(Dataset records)
--- START ---
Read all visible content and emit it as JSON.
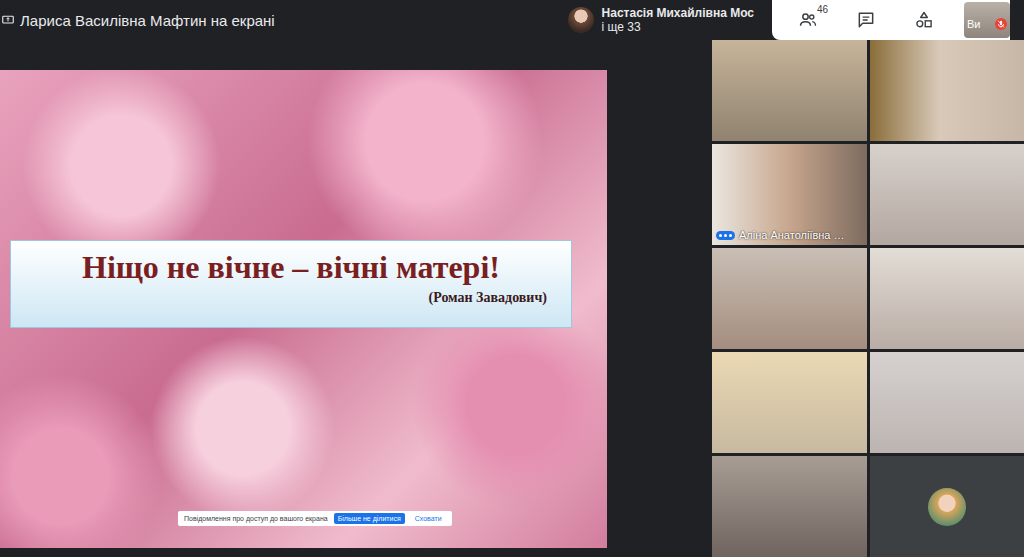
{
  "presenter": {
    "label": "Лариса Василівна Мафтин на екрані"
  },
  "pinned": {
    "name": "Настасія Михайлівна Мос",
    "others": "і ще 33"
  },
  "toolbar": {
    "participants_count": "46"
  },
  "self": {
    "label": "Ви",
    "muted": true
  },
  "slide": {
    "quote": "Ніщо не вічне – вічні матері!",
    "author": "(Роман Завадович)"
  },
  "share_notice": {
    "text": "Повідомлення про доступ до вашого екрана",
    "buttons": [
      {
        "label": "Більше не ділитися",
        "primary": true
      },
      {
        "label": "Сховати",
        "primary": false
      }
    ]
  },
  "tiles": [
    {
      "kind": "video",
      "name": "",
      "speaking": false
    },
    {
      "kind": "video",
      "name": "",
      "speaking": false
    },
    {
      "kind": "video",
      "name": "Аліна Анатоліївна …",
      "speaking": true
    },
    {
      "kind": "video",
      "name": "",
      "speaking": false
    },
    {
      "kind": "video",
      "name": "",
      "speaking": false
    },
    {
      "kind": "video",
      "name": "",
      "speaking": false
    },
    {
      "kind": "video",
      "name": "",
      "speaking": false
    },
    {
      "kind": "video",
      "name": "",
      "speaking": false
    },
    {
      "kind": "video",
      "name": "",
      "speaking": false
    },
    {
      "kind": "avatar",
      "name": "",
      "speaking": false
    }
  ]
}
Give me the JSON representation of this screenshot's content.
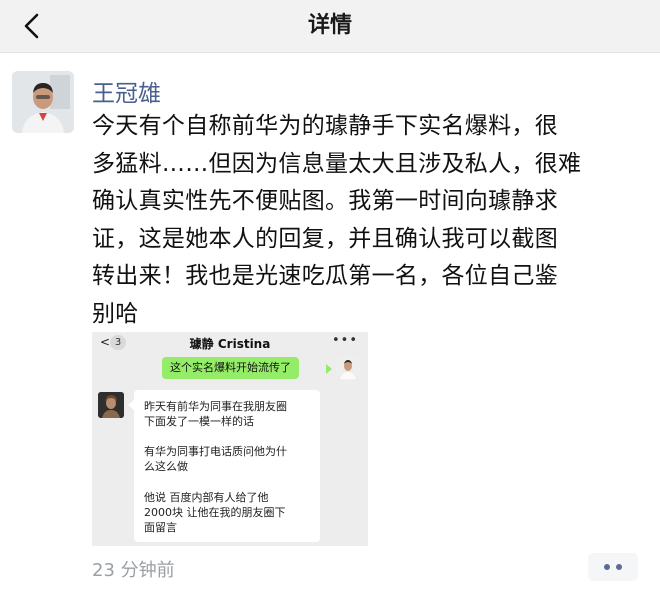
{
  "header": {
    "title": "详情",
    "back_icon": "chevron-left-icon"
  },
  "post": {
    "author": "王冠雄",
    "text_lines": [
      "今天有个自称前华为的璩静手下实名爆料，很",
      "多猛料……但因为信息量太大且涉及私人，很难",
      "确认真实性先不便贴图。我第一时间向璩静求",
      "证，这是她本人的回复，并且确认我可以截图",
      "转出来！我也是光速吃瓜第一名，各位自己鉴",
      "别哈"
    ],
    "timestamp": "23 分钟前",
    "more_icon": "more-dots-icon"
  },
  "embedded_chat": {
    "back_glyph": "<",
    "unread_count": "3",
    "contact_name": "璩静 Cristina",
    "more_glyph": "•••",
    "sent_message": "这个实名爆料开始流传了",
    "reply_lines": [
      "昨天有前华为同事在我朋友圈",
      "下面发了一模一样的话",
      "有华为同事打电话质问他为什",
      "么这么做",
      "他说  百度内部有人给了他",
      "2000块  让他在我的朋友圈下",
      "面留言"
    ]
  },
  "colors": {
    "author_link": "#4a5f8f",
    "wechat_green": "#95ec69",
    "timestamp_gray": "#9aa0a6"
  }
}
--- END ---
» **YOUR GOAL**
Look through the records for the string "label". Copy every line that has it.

» **ANSWER TO THIS PROBLEM**
    "label": "Лариса Василівна Мафтин на екрані"
    "label": "Ви",
        "label": "Більше не ділитися",
        "label": "Сховати",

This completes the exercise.